▶ _Supplied records_:
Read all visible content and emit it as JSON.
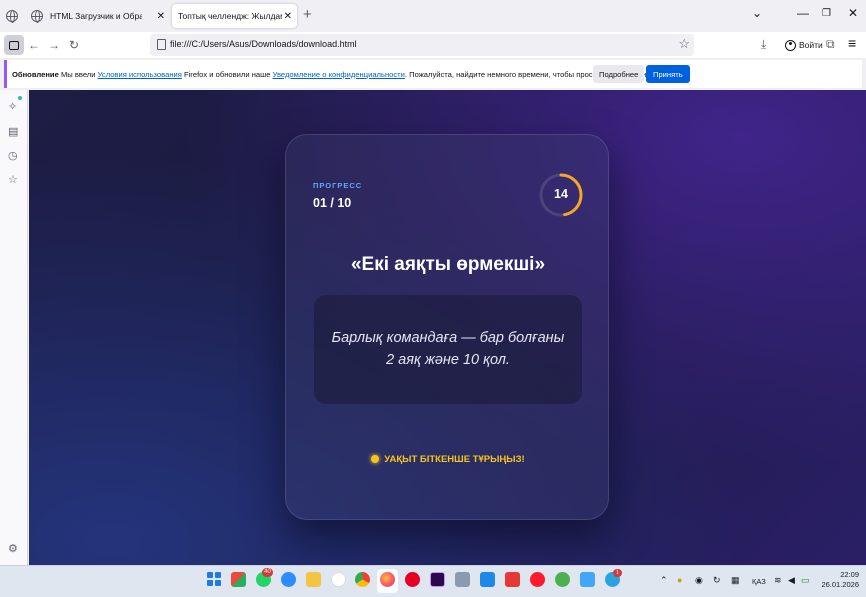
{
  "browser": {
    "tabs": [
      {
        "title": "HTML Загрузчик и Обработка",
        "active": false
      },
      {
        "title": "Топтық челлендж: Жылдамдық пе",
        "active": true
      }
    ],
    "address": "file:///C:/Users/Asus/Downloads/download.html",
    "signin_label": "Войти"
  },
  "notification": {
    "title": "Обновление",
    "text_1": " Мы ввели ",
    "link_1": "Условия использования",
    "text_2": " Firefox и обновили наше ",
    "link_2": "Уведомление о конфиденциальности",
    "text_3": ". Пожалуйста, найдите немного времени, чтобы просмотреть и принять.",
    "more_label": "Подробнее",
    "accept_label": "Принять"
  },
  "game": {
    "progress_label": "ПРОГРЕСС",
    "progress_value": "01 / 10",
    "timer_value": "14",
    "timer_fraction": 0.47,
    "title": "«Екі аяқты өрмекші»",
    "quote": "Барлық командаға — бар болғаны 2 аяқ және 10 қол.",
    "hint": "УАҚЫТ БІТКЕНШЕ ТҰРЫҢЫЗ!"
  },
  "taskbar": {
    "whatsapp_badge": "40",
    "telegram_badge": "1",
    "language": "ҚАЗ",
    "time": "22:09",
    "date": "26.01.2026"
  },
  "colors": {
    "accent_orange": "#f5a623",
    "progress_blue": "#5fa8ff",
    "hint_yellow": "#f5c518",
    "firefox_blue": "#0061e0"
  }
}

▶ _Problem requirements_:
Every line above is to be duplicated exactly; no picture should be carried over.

▶ _Solution_:
Read all visible content and emit it as JSON.
{
  "browser": {
    "tabs": [
      {
        "title": "HTML Загрузчик и Обработка",
        "active": false
      },
      {
        "title": "Топтық челлендж: Жылдамдық пе",
        "active": true
      }
    ],
    "address": "file:///C:/Users/Asus/Downloads/download.html",
    "signin_label": "Войти"
  },
  "notification": {
    "title": "Обновление",
    "text_1": " Мы ввели ",
    "link_1": "Условия использования",
    "text_2": " Firefox и обновили наше ",
    "link_2": "Уведомление о конфиденциальности",
    "text_3": ". Пожалуйста, найдите немного времени, чтобы просмотреть и принять.",
    "more_label": "Подробнее",
    "accept_label": "Принять"
  },
  "game": {
    "progress_label": "ПРОГРЕСС",
    "progress_value": "01 / 10",
    "timer_value": "14",
    "timer_fraction": 0.47,
    "title": "«Екі аяқты өрмекші»",
    "quote": "Барлық командаға — бар болғаны 2 аяқ және 10 қол.",
    "hint": "УАҚЫТ БІТКЕНШЕ ТҰРЫҢЫЗ!"
  },
  "taskbar": {
    "whatsapp_badge": "40",
    "telegram_badge": "1",
    "language": "ҚАЗ",
    "time": "22:09",
    "date": "26.01.2026"
  },
  "colors": {
    "accent_orange": "#f5a623",
    "progress_blue": "#5fa8ff",
    "hint_yellow": "#f5c518",
    "firefox_blue": "#0061e0"
  }
}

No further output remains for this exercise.